Amarantus BioSciences (OTCQB:AMBS) is a development-stage biotech focusing on developing certain biologics surrounding the intellectual property and proprietary technologies it owns to treat and/or diagnose Parkinson's disease, Traumatic Brain Injury and other human diseases. The company owns the intellectual property rights to a therapeutic protein known as Mesencephalic-Astrocyte-derived Neurotrophic Factor ("MANF") and is developing MANF-based products as treatments for brain disorders. Recent news for the company includes one of Amgen's (NASDAQ:AMGN) co-founders, Dr. Joseph Rubinfeld, joining the company's advisory board and issuing some very bullish commentary on MANF. Dr. Rubinfeld said, "I have reviewed a great number of technologies in my 45 year career in the biopharmaceutical field, and I believe that MANF could be one of the biggest successes that I have ever seen… MANF has the commercial potential to become a blockbuster drug."

ACADIA Pharmaceuticals (NASDAQ:ACAD) is a biotech focused on innovative treatments that address unmet medical needs in neurological and related central nervous system disorders. Just two weeks ago, the company announced successful top-line results from its pivotal Phase III trial evaluating the efficacy, tolerability and safety of pimavanserin in patients with Parkinson's disease psychosis (PDP). Pimavanserin met the primary endpoint in the Phase III trial by demonstrating highly significant antipsychotic efficacy as measured using the 9-item SAPS-PD scale (p=0.001). Pimavanserin also met the key secondary endpoint for motoric tolerability as measured using Parts II and III of the Unified Parkinson's Disease Rating Scale, or UPDRS. Clinical benefits were observed in all exploratory efficacy measures with significant improvements in nighttime sleep, daytime wakefulness and caregiver burden. In response to the news, the stock jumped over 100%, although it has come down some since then.

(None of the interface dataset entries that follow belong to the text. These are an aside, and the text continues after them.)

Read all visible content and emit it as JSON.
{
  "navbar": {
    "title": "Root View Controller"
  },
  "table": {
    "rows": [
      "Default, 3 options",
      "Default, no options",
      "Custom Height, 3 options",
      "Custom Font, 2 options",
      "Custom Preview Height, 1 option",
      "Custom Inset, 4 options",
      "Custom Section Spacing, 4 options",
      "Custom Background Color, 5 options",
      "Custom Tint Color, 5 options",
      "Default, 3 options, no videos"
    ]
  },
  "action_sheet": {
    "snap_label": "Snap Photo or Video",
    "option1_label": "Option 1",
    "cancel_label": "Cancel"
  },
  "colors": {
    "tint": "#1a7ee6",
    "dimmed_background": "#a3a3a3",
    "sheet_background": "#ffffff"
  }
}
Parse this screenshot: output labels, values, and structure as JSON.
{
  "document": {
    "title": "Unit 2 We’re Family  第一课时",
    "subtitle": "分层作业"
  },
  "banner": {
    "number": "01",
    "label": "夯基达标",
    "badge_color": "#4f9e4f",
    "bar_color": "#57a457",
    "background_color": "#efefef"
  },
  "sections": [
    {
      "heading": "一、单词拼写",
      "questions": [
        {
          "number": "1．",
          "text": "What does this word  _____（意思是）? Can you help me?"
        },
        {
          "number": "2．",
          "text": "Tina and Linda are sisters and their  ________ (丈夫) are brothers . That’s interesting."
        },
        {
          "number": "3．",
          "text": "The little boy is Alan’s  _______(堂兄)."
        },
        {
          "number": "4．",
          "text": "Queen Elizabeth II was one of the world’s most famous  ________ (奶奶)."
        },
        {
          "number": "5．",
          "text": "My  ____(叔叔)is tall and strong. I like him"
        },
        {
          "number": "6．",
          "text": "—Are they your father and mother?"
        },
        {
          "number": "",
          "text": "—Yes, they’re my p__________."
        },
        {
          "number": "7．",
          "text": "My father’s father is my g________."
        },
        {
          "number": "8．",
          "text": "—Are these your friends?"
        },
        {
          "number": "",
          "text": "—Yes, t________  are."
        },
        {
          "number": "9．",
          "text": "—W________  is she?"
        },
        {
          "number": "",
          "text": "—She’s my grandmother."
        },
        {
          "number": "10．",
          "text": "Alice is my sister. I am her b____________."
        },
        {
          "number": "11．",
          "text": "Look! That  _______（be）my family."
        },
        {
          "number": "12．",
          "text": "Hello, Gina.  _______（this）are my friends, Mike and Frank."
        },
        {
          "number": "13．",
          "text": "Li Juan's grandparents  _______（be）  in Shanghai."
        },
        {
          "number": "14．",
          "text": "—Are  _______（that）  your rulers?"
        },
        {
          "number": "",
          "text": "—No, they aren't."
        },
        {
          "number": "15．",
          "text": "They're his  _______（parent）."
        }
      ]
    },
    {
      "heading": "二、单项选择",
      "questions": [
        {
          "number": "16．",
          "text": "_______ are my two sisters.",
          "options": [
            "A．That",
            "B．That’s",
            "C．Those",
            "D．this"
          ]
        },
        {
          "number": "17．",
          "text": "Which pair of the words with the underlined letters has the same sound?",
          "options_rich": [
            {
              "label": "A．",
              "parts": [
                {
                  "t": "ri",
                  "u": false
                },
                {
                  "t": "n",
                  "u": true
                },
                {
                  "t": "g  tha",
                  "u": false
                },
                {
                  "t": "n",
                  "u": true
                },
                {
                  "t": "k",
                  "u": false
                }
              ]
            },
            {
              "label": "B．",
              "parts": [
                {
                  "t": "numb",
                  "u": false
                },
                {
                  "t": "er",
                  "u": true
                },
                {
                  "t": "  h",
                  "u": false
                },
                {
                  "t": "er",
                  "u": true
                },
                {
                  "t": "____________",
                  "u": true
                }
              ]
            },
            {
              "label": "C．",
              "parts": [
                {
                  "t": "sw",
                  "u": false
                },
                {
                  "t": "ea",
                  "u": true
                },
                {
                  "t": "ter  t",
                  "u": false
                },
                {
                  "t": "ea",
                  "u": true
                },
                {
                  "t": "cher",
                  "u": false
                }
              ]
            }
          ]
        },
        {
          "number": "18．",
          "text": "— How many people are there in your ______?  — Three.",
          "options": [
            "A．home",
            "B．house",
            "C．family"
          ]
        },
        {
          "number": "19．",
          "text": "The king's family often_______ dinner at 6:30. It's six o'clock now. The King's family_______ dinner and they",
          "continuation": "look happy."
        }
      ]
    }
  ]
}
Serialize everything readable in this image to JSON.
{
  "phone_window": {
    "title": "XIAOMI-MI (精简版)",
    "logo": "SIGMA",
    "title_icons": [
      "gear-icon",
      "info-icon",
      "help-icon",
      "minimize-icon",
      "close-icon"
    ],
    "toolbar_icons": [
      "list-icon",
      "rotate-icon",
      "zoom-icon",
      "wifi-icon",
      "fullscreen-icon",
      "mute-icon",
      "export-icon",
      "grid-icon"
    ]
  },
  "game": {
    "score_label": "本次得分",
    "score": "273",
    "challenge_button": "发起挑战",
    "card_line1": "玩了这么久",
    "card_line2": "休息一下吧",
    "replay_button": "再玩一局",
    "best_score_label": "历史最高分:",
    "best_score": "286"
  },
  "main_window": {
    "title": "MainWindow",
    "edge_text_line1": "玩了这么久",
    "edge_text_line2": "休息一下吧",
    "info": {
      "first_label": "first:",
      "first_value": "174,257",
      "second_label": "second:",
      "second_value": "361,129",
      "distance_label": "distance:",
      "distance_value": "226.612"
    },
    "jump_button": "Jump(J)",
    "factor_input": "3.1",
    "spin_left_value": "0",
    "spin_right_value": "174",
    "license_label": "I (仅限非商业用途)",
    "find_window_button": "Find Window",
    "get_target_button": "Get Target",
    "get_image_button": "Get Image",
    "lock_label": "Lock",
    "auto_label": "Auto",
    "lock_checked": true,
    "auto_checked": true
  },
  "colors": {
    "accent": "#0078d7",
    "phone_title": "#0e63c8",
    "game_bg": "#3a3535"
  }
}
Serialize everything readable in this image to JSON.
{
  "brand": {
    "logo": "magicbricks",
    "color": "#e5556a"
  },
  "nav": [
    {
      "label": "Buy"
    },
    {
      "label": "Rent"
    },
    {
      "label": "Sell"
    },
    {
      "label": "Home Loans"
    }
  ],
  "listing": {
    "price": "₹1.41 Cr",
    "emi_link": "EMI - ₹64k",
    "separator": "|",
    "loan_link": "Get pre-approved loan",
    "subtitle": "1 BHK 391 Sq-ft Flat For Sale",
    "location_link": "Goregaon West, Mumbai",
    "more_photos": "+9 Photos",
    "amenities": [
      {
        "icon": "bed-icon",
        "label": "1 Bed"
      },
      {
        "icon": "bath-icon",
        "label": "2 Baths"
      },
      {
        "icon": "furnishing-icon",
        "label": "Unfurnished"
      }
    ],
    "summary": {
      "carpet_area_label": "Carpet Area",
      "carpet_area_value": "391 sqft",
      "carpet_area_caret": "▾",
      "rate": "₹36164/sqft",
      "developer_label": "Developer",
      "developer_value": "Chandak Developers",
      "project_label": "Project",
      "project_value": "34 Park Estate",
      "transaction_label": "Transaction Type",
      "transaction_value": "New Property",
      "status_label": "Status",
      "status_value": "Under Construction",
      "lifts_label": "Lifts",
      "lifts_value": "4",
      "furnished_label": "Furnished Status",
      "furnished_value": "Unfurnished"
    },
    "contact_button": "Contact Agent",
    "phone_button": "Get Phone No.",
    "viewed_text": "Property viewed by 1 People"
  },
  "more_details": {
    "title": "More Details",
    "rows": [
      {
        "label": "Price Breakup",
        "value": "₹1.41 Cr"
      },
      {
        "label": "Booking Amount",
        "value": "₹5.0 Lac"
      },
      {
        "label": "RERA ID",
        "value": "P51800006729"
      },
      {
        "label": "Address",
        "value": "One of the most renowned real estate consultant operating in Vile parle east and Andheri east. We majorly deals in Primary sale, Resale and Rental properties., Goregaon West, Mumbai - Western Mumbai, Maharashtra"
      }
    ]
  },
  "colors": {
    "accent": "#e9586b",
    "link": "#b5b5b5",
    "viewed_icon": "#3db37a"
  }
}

Disclosure: I have no positions in any stocks mentioned, and no plans to initiate any positions within the next 72 hours. I wrote this article myself, and it expresses my own opinions. I am not receiving compensation for it (other than from Seeking Alpha). I have no business relationship with any company whose stock is mentioned in this article.